Many pieces of art in the Trust’s collections are valued as accurate depictions of people and life in Bermuda in days gone by.
Watercolours by Thomas Driver of places and buildings (in addition to those in the Elliott Collection) form an invaluable architectural record of Bermuda 1814–1836. Driver was an Englishman who came to Bermuda to work as the assistant to the Agent for Victualling His Majesty’s Ships at the height of the War of 1812. He painted prolifically, using a camera lucida (a device which projects an image onto the page) and this accounts for the accuracy of his drawings. After the war he remained in Bermuda working as an auctioneer and continuing to paint.
Another important piece is a book of 13 prints by Lieutenant Edmund Hallewell. He came to Bermuda as an ensign in 1841 and within three years had been promoted to adjutant of the 20th Regiment. He later served with distinction in the Crimea and ended his career as the Commandant of the Royal Military College at Sandhurst. In Bermuda he served Governor William Reid and married his daughter. Hallewell painted panoramas of the island in watercolours, which were then translated into lithographs and made into the book.

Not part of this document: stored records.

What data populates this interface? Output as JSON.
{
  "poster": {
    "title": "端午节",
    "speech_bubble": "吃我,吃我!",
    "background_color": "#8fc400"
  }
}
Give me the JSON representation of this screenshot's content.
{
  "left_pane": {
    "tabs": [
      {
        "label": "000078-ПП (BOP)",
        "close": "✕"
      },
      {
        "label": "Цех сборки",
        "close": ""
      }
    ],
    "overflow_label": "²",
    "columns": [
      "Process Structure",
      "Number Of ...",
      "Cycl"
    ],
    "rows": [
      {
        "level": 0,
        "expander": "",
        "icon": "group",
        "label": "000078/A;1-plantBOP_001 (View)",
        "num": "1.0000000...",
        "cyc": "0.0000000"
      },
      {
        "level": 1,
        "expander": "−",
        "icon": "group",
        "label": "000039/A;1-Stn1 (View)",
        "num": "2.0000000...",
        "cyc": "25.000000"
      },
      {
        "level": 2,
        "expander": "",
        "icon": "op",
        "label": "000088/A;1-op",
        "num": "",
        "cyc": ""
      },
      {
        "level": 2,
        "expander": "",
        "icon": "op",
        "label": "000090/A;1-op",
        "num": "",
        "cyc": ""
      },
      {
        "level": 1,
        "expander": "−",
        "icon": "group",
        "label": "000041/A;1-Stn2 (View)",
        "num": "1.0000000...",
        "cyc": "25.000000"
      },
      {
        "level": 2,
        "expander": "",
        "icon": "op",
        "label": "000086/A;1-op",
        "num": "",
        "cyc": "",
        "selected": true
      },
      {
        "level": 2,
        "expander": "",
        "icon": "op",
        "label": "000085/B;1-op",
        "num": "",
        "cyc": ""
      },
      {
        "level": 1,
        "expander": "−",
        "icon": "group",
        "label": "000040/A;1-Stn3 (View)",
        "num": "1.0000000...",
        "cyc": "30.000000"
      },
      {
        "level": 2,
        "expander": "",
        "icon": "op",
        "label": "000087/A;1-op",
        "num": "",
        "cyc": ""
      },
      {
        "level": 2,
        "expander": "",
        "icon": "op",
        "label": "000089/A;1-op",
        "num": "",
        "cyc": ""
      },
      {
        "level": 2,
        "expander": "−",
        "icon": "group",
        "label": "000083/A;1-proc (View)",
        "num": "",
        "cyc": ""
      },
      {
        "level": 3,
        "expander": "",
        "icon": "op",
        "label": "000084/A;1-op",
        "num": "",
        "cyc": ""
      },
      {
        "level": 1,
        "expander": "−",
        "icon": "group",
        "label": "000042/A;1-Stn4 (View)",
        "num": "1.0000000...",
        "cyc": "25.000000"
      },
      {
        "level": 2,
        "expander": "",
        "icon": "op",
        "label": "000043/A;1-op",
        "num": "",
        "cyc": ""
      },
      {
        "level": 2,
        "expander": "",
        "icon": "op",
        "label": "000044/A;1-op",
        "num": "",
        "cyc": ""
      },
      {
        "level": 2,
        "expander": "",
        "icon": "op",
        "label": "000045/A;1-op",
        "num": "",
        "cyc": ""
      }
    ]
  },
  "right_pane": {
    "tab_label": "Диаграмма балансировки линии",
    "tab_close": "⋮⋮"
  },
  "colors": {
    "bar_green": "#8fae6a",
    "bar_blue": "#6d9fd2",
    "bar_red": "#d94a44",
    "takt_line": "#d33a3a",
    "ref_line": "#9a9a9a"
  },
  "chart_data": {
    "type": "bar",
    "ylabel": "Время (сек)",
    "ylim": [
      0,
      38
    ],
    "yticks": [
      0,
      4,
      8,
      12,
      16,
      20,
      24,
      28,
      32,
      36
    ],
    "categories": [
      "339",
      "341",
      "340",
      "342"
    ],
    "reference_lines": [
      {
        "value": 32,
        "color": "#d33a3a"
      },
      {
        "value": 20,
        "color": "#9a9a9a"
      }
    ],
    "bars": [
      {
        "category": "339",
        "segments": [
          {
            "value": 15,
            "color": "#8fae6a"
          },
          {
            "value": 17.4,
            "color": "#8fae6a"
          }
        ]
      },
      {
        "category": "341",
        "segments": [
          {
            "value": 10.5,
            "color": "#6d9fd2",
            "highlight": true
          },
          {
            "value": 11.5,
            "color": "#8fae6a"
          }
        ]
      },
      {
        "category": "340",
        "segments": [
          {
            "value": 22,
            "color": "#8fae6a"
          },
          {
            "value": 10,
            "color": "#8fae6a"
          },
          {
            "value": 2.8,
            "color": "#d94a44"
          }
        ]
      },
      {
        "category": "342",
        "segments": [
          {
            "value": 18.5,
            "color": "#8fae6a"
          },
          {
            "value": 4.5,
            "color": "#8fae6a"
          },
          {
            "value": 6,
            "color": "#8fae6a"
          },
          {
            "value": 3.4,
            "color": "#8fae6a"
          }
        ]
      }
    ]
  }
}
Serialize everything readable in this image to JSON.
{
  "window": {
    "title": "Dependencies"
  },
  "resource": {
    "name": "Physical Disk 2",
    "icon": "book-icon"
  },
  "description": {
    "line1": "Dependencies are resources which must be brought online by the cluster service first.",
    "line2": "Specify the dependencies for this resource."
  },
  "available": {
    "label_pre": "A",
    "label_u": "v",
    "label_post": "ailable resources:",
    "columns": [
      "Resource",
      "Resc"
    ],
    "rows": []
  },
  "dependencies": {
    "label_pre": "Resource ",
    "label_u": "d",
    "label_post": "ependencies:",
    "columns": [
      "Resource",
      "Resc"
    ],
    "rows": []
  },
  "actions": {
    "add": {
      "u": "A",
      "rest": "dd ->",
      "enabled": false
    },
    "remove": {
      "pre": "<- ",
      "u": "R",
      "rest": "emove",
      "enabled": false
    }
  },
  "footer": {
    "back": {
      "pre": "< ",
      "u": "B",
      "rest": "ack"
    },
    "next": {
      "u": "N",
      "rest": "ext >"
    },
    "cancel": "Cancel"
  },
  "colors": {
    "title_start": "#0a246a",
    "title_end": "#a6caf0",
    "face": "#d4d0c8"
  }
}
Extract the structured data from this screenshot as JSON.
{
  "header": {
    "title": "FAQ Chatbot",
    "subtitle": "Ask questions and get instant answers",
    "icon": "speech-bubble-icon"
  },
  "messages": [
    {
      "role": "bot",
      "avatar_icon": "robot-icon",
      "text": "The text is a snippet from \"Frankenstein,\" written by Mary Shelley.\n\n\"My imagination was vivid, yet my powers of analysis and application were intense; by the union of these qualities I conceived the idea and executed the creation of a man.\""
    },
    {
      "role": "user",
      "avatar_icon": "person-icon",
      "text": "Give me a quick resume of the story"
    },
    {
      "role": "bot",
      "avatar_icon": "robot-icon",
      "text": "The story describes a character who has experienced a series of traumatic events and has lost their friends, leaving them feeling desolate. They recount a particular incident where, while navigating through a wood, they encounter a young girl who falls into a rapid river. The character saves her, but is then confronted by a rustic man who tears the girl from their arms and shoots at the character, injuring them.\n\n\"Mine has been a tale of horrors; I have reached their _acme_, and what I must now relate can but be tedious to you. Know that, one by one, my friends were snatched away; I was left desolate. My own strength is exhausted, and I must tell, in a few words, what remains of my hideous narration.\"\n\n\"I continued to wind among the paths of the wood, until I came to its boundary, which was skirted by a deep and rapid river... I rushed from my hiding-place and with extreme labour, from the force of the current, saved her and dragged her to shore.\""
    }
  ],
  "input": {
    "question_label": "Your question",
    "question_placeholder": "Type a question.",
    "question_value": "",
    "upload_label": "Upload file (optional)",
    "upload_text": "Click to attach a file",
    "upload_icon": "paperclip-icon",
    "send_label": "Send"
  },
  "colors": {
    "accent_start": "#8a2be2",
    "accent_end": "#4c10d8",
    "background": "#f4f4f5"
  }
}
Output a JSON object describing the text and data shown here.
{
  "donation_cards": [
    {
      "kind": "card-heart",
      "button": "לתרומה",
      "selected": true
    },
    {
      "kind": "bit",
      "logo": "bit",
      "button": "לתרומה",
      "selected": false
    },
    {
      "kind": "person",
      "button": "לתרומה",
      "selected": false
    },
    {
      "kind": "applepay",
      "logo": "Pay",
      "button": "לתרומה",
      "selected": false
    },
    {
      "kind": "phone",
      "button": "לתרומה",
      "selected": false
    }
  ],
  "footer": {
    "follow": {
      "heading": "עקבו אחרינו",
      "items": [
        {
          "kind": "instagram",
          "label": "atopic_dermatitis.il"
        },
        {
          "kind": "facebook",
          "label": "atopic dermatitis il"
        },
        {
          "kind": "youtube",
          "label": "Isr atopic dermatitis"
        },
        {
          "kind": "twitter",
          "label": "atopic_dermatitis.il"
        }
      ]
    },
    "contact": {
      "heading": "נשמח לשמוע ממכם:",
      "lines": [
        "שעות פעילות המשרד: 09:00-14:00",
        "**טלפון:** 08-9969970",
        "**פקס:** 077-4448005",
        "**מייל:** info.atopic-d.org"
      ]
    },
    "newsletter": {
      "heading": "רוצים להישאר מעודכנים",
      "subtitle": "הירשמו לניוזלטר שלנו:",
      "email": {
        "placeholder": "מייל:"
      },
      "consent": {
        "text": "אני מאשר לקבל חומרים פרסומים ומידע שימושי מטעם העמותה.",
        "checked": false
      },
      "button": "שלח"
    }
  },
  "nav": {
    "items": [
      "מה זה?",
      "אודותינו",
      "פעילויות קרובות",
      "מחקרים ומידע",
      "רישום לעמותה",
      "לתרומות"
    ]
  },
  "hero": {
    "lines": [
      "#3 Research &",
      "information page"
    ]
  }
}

One of the Trust’s treasured possessions is a watercolour of Waterville painted by Bessie Gray in 1896. She was the daughter of Chief Justice Brownlow Gray. The first known works by Bermuda-born artists date from the 1870s and 1880s and were by Susan Frith (1837-1910) and Bessie Gray (1854-1925), followed by their successors the Tucker sisters, Ethel and Kate. Bessie Gray was best known for her appealing renditions of Bermuda flora and old style cottages, but she also dabbled in coastal scenes.